**Your assignment:** Pictures should not appear in the copy; the records themselves must be written out exactly.

Interface dataset entries:
============================================================

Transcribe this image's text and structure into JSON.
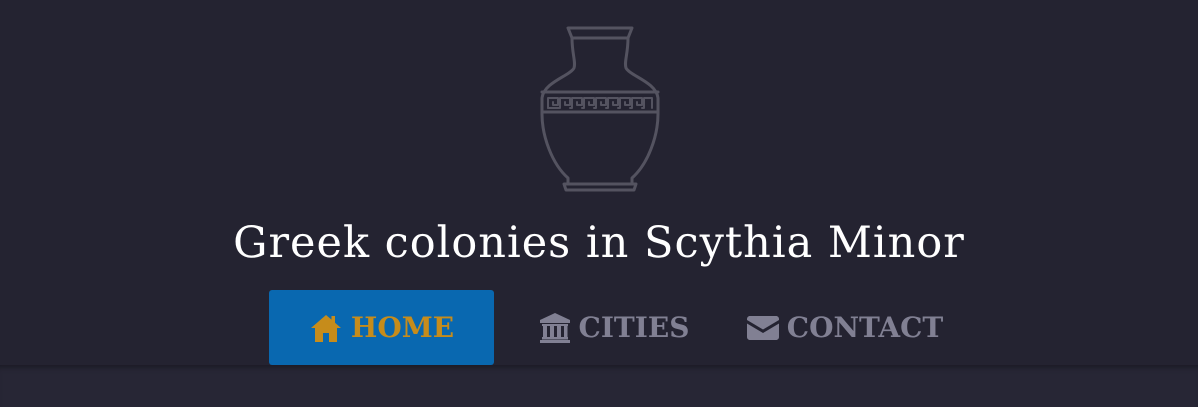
{
  "site": {
    "title": "Greek colonies in Scythia Minor",
    "logo_icon": "amphora-icon"
  },
  "nav": {
    "items": [
      {
        "label": "HOME",
        "icon": "home-icon",
        "active": true
      },
      {
        "label": "CITIES",
        "icon": "columns-building-icon",
        "active": false
      },
      {
        "label": "CONTACT",
        "icon": "envelope-icon",
        "active": false
      }
    ]
  },
  "colors": {
    "background": "#242331",
    "title": "#ffffff",
    "nav_text": "#818093",
    "nav_active_bg": "#0968b0",
    "nav_active_text": "#c68c1b",
    "logo_stroke": "#545360"
  }
}
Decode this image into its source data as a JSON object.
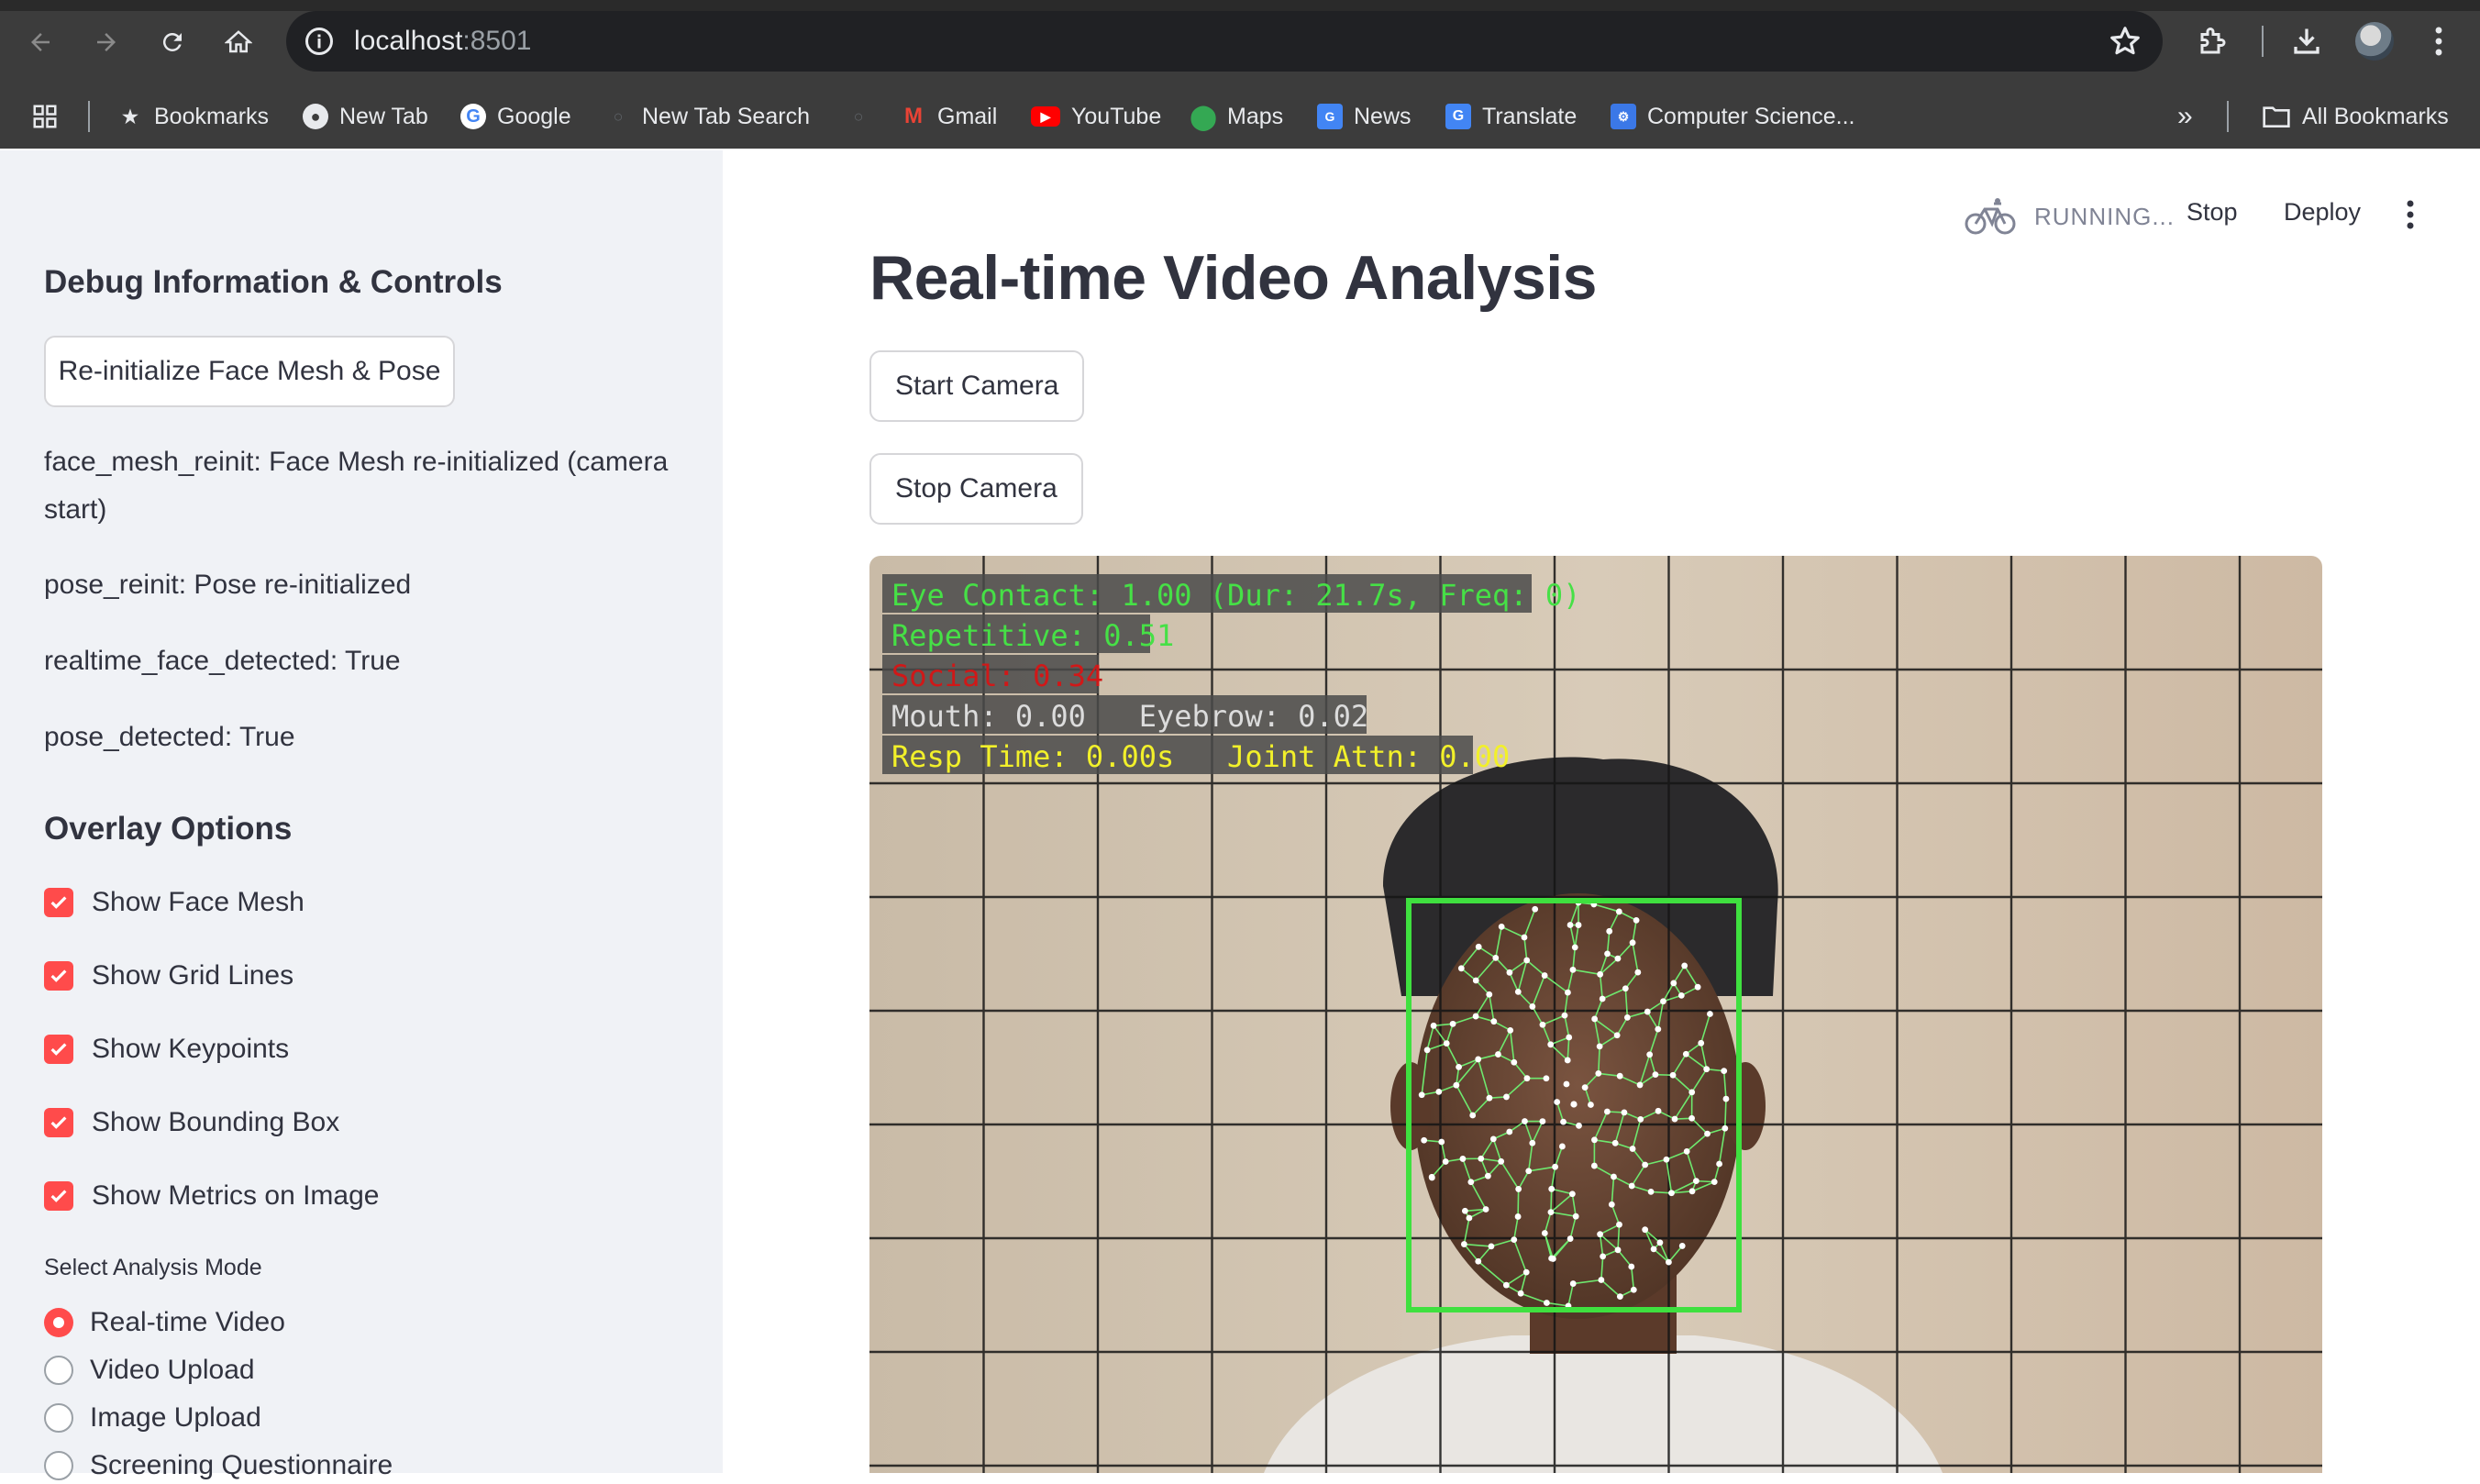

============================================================

**Solved exercise:**
Transcribe this image's text and structure into JSON.
{
  "site": {
    "title": "Greek colonies in Scythia Minor",
    "logo_icon": "amphora-icon"
  },
  "nav": {
    "items": [
      {
        "label": "HOME",
        "icon": "home-icon",
        "active": true
      },
      {
        "label": "CITIES",
        "icon": "columns-building-icon",
        "active": false
      },
      {
        "label": "CONTACT",
        "icon": "envelope-icon",
        "active": false
      }
    ]
  },
  "colors": {
    "background": "#242331",
    "title": "#ffffff",
    "nav_text": "#818093",
    "nav_active_bg": "#0968b0",
    "nav_active_text": "#c68c1b",
    "logo_stroke": "#545360"
  }
}
Decode this image into its source data as a JSON object.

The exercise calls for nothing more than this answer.